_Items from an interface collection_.
--------------------------------------------------
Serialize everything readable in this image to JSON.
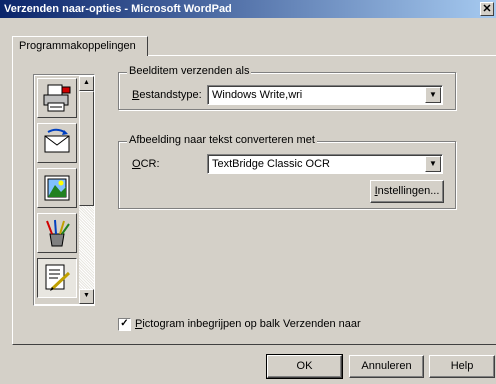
{
  "window": {
    "title": "Verzenden naar-opties - Microsoft WordPad",
    "close_glyph": "✕"
  },
  "tabs": [
    {
      "label": "Programmakoppelingen",
      "selected": true
    }
  ],
  "icon_list": {
    "items": [
      {
        "name": "print-fax-icon"
      },
      {
        "name": "send-mail-icon"
      },
      {
        "name": "image-icon"
      },
      {
        "name": "paint-brushes-icon"
      },
      {
        "name": "document-edit-icon",
        "selected": true
      }
    ],
    "scroll_up_glyph": "▲",
    "scroll_down_glyph": "▼"
  },
  "send_group": {
    "legend": "Beelditem verzenden als",
    "filetype_label_ul": "B",
    "filetype_label_rest": "estandstype:",
    "filetype_value": "Windows Write,wri"
  },
  "ocr_group": {
    "legend": "Afbeelding naar tekst converteren met",
    "ocr_label_ul": "O",
    "ocr_label_rest": "CR:",
    "ocr_value": "TextBridge Classic OCR",
    "settings_ul": "I",
    "settings_rest": "nstellingen..."
  },
  "checkbox": {
    "checked": true,
    "check_glyph": "✓",
    "label_ul": "P",
    "label_rest": "ictogram inbegrijpen op balk Verzenden naar"
  },
  "buttons": {
    "ok": "OK",
    "cancel": "Annuleren",
    "help": "Help"
  },
  "combo_arrow_glyph": "▼"
}
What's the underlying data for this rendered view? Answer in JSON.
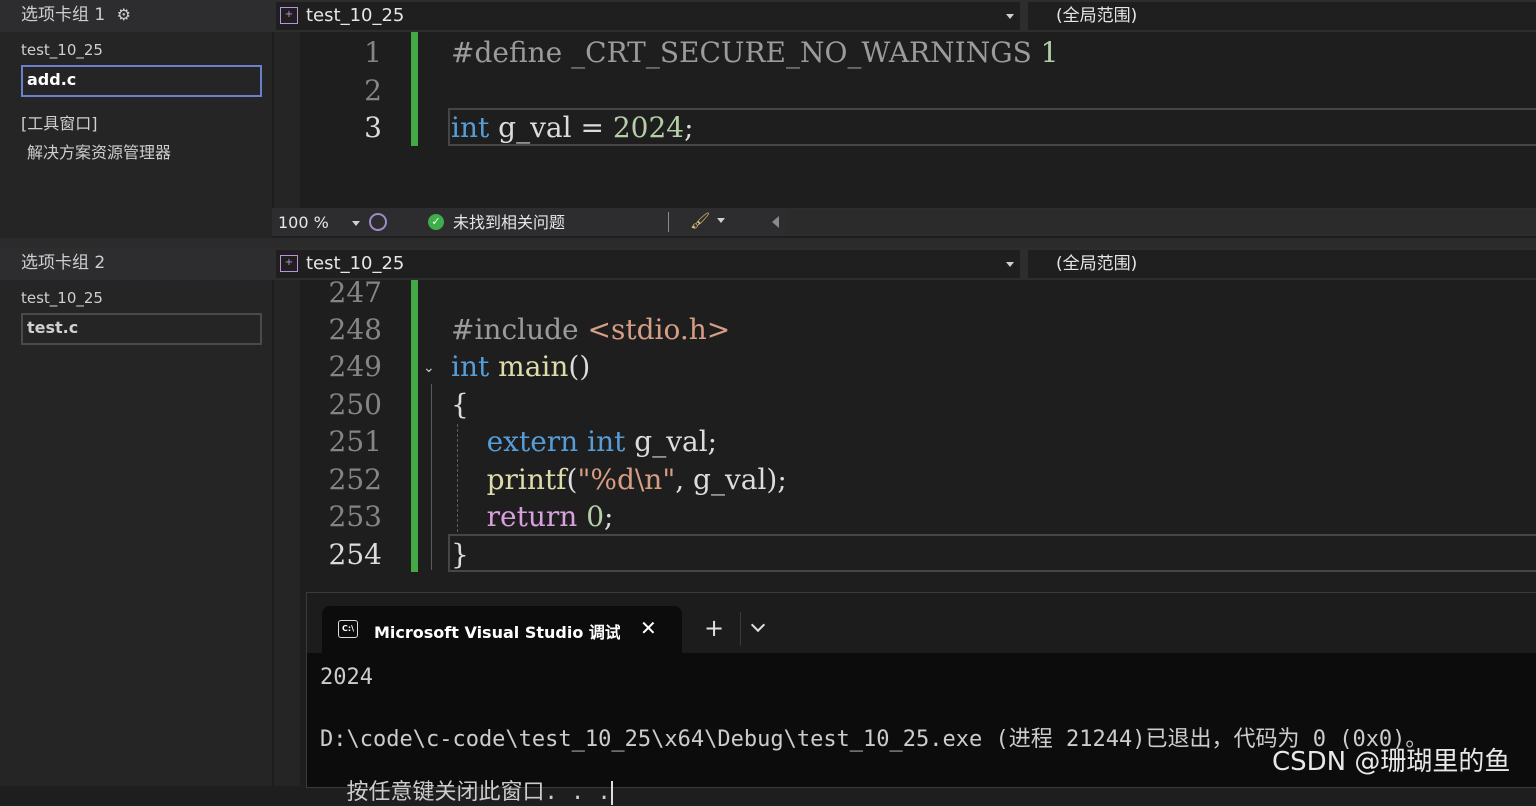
{
  "group1": {
    "header": "选项卡组 1",
    "project": "test_10_25",
    "file": "add.c",
    "tool_window_label": "[工具窗口]",
    "solution_explorer": "解决方案资源管理器"
  },
  "group2": {
    "header": "选项卡组 2",
    "project": "test_10_25",
    "file": "test.c"
  },
  "editor1": {
    "nav_project": "test_10_25",
    "nav_scope": "(全局范围)",
    "lines": [
      {
        "num": "1",
        "text": "#define _CRT_SECURE_NO_WARNINGS 1"
      },
      {
        "num": "2",
        "text": ""
      },
      {
        "num": "3",
        "text": "int g_val = 2024;"
      }
    ]
  },
  "status": {
    "zoom": "100 %",
    "issues": "未找到相关问题"
  },
  "editor2": {
    "nav_project": "test_10_25",
    "nav_scope": "(全局范围)",
    "lines": [
      {
        "num": "247",
        "text": ""
      },
      {
        "num": "248",
        "text": "#include <stdio.h>"
      },
      {
        "num": "249",
        "text": "int main()"
      },
      {
        "num": "250",
        "text": "{"
      },
      {
        "num": "251",
        "text": "    extern int g_val;"
      },
      {
        "num": "252",
        "text": "    printf(\"%d\\n\", g_val);"
      },
      {
        "num": "253",
        "text": "    return 0;"
      },
      {
        "num": "254",
        "text": "}"
      }
    ]
  },
  "terminal": {
    "tab_title": "Microsoft Visual Studio 调试控",
    "output_value": "2024",
    "exit_message": "D:\\code\\c-code\\test_10_25\\x64\\Debug\\test_10_25.exe (进程 21244)已退出，代码为 0 (0x0)。",
    "press_key": "按任意键关闭此窗口. . ."
  },
  "watermark": "CSDN @珊瑚里的鱼",
  "icons": {
    "settings": "gear-icon",
    "file_nav": "c-file-icon",
    "health": "brain-icon",
    "ok": "check-circle-icon",
    "cleanup": "brush-icon",
    "terminal": "console-icon",
    "close": "close-icon",
    "new_tab": "plus-icon",
    "dropdown": "chevron-down-icon"
  },
  "colors": {
    "keyword": "#569cd6",
    "function": "#dcdcaa",
    "number": "#b5cea8",
    "string": "#d69d85",
    "change_bar": "#45a847",
    "selection_border": "#6b7fcf"
  }
}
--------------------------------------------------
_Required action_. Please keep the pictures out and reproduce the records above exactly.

_Result of the exercise_.
Serialize everything readable in this image to JSON.
{
  "window": {
    "title": "Verzenden naar-opties - Microsoft WordPad",
    "close_glyph": "✕"
  },
  "tabs": [
    {
      "label": "Programmakoppelingen",
      "selected": true
    }
  ],
  "icon_list": {
    "items": [
      {
        "name": "print-fax-icon"
      },
      {
        "name": "send-mail-icon"
      },
      {
        "name": "image-icon"
      },
      {
        "name": "paint-brushes-icon"
      },
      {
        "name": "document-edit-icon",
        "selected": true
      }
    ],
    "scroll_up_glyph": "▲",
    "scroll_down_glyph": "▼"
  },
  "send_group": {
    "legend": "Beelditem verzenden als",
    "filetype_label_ul": "B",
    "filetype_label_rest": "estandstype:",
    "filetype_value": "Windows Write,wri"
  },
  "ocr_group": {
    "legend": "Afbeelding naar tekst converteren met",
    "ocr_label_ul": "O",
    "ocr_label_rest": "CR:",
    "ocr_value": "TextBridge Classic OCR",
    "settings_ul": "I",
    "settings_rest": "nstellingen..."
  },
  "checkbox": {
    "checked": true,
    "check_glyph": "✓",
    "label_ul": "P",
    "label_rest": "ictogram inbegrijpen op balk Verzenden naar"
  },
  "buttons": {
    "ok": "OK",
    "cancel": "Annuleren",
    "help": "Help"
  },
  "combo_arrow_glyph": "▼"
}
What's the underlying data for this rendered view? Answer in JSON.
{
  "group1": {
    "header": "选项卡组 1",
    "project": "test_10_25",
    "file": "add.c",
    "tool_window_label": "[工具窗口]",
    "solution_explorer": "解决方案资源管理器"
  },
  "group2": {
    "header": "选项卡组 2",
    "project": "test_10_25",
    "file": "test.c"
  },
  "editor1": {
    "nav_project": "test_10_25",
    "nav_scope": "(全局范围)",
    "lines": [
      {
        "num": "1",
        "text": "#define _CRT_SECURE_NO_WARNINGS 1"
      },
      {
        "num": "2",
        "text": ""
      },
      {
        "num": "3",
        "text": "int g_val = 2024;"
      }
    ]
  },
  "status": {
    "zoom": "100 %",
    "issues": "未找到相关问题"
  },
  "editor2": {
    "nav_project": "test_10_25",
    "nav_scope": "(全局范围)",
    "lines": [
      {
        "num": "247",
        "text": ""
      },
      {
        "num": "248",
        "text": "#include <stdio.h>"
      },
      {
        "num": "249",
        "text": "int main()"
      },
      {
        "num": "250",
        "text": "{"
      },
      {
        "num": "251",
        "text": "    extern int g_val;"
      },
      {
        "num": "252",
        "text": "    printf(\"%d\\n\", g_val);"
      },
      {
        "num": "253",
        "text": "    return 0;"
      },
      {
        "num": "254",
        "text": "}"
      }
    ]
  },
  "terminal": {
    "tab_title": "Microsoft Visual Studio 调试控",
    "output_value": "2024",
    "exit_message": "D:\\code\\c-code\\test_10_25\\x64\\Debug\\test_10_25.exe (进程 21244)已退出，代码为 0 (0x0)。",
    "press_key": "按任意键关闭此窗口. . ."
  },
  "watermark": "CSDN @珊瑚里的鱼",
  "icons": {
    "settings": "gear-icon",
    "file_nav": "c-file-icon",
    "health": "brain-icon",
    "ok": "check-circle-icon",
    "cleanup": "brush-icon",
    "terminal": "console-icon",
    "close": "close-icon",
    "new_tab": "plus-icon",
    "dropdown": "chevron-down-icon"
  },
  "colors": {
    "keyword": "#569cd6",
    "function": "#dcdcaa",
    "number": "#b5cea8",
    "string": "#d69d85",
    "change_bar": "#45a847",
    "selection_border": "#6b7fcf"
  }
}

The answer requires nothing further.